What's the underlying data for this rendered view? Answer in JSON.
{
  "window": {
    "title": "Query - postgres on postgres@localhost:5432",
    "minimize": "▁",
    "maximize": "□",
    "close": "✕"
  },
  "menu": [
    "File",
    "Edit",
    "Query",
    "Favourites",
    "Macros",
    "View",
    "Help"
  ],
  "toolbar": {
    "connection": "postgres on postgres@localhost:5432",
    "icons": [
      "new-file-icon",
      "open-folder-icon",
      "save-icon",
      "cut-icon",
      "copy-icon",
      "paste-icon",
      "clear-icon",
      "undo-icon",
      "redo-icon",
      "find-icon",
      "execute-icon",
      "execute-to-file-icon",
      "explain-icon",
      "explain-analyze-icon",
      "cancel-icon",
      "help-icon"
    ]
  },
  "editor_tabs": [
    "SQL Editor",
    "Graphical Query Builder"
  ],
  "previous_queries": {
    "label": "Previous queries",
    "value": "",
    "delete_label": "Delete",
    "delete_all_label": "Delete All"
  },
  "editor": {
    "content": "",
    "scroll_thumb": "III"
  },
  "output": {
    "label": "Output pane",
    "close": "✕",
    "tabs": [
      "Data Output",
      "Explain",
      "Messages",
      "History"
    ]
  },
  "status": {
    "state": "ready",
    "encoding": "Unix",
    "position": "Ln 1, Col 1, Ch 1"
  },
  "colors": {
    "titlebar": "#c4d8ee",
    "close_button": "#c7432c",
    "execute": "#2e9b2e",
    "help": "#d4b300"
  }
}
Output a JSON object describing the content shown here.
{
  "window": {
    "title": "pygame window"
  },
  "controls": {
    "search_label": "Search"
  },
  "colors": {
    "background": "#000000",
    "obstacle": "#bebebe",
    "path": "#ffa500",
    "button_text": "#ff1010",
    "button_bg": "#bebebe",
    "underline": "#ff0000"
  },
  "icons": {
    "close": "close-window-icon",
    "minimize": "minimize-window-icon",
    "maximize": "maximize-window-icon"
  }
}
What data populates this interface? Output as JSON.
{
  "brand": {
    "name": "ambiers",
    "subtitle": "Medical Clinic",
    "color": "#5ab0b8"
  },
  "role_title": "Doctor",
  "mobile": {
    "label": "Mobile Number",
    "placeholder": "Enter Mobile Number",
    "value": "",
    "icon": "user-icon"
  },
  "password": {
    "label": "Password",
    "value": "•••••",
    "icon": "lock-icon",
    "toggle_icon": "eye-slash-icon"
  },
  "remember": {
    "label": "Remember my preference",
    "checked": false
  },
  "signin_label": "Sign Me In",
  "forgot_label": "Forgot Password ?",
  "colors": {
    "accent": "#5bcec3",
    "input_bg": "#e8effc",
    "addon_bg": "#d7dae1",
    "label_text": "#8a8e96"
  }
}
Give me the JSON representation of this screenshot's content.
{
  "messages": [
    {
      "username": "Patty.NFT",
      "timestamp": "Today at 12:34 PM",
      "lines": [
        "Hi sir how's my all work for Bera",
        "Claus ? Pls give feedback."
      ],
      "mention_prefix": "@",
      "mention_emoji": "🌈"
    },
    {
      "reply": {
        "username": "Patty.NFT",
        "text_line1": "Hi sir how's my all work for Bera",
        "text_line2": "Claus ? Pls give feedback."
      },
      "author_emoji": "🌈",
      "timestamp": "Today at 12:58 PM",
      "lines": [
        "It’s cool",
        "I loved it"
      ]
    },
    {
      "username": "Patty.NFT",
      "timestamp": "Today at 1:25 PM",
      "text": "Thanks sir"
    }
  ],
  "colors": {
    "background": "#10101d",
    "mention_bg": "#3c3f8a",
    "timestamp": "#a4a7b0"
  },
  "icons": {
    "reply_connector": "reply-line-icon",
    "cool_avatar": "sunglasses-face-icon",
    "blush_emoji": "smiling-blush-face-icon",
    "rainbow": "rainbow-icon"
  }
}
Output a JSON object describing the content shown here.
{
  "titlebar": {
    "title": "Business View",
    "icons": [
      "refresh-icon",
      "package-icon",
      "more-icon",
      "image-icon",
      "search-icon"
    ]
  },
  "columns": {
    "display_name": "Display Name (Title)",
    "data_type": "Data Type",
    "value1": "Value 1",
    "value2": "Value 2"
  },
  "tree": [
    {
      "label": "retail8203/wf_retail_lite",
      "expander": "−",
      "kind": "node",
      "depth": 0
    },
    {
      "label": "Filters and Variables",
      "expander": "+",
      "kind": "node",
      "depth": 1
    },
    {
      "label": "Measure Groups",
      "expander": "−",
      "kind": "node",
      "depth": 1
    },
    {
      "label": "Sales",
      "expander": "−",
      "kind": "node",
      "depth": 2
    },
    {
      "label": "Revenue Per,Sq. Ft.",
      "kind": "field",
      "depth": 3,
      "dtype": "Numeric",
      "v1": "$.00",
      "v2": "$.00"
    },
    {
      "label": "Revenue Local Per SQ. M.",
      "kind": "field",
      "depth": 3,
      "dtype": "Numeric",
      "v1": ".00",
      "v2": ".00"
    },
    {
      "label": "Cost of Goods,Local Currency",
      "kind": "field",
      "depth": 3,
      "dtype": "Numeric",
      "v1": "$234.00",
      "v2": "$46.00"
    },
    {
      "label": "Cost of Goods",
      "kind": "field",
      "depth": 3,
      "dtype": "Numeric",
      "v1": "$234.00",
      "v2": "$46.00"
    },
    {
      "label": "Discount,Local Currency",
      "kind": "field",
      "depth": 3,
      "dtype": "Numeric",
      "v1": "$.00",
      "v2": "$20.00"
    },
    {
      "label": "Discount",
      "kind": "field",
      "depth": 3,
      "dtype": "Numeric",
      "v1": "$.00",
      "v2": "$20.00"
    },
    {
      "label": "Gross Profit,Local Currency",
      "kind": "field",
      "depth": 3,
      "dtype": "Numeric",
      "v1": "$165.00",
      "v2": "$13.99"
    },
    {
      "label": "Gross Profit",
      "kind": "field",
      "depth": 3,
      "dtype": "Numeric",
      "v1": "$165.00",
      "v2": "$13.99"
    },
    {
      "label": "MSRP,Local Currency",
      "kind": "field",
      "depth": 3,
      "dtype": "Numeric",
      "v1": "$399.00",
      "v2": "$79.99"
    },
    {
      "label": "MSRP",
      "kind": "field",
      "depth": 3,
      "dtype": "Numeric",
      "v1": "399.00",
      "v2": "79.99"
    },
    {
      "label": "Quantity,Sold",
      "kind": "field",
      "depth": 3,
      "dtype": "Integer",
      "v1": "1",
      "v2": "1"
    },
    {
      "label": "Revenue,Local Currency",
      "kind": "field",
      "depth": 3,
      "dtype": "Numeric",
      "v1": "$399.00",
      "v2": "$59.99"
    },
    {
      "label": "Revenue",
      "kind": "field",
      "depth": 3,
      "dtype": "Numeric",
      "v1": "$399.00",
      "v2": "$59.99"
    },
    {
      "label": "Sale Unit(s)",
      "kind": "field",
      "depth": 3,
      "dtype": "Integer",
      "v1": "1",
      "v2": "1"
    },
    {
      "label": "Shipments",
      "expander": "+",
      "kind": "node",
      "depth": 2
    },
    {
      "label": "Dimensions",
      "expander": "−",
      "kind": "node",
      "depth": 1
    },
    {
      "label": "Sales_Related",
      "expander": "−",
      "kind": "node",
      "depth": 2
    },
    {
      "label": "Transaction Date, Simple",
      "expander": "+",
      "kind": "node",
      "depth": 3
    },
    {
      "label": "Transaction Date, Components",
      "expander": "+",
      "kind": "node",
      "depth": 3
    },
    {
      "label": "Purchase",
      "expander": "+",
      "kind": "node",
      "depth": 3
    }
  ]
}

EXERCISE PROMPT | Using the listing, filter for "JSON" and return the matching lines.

WRITTEN RESPONSE |
What's the underlying data for this rendered view? Answer in JSON.
Output a JSON object describing the content shown here.
What data populates this interface? Output as JSON.
Give me the JSON representation of this screenshot's content.
Output a JSON object describing the content shown here.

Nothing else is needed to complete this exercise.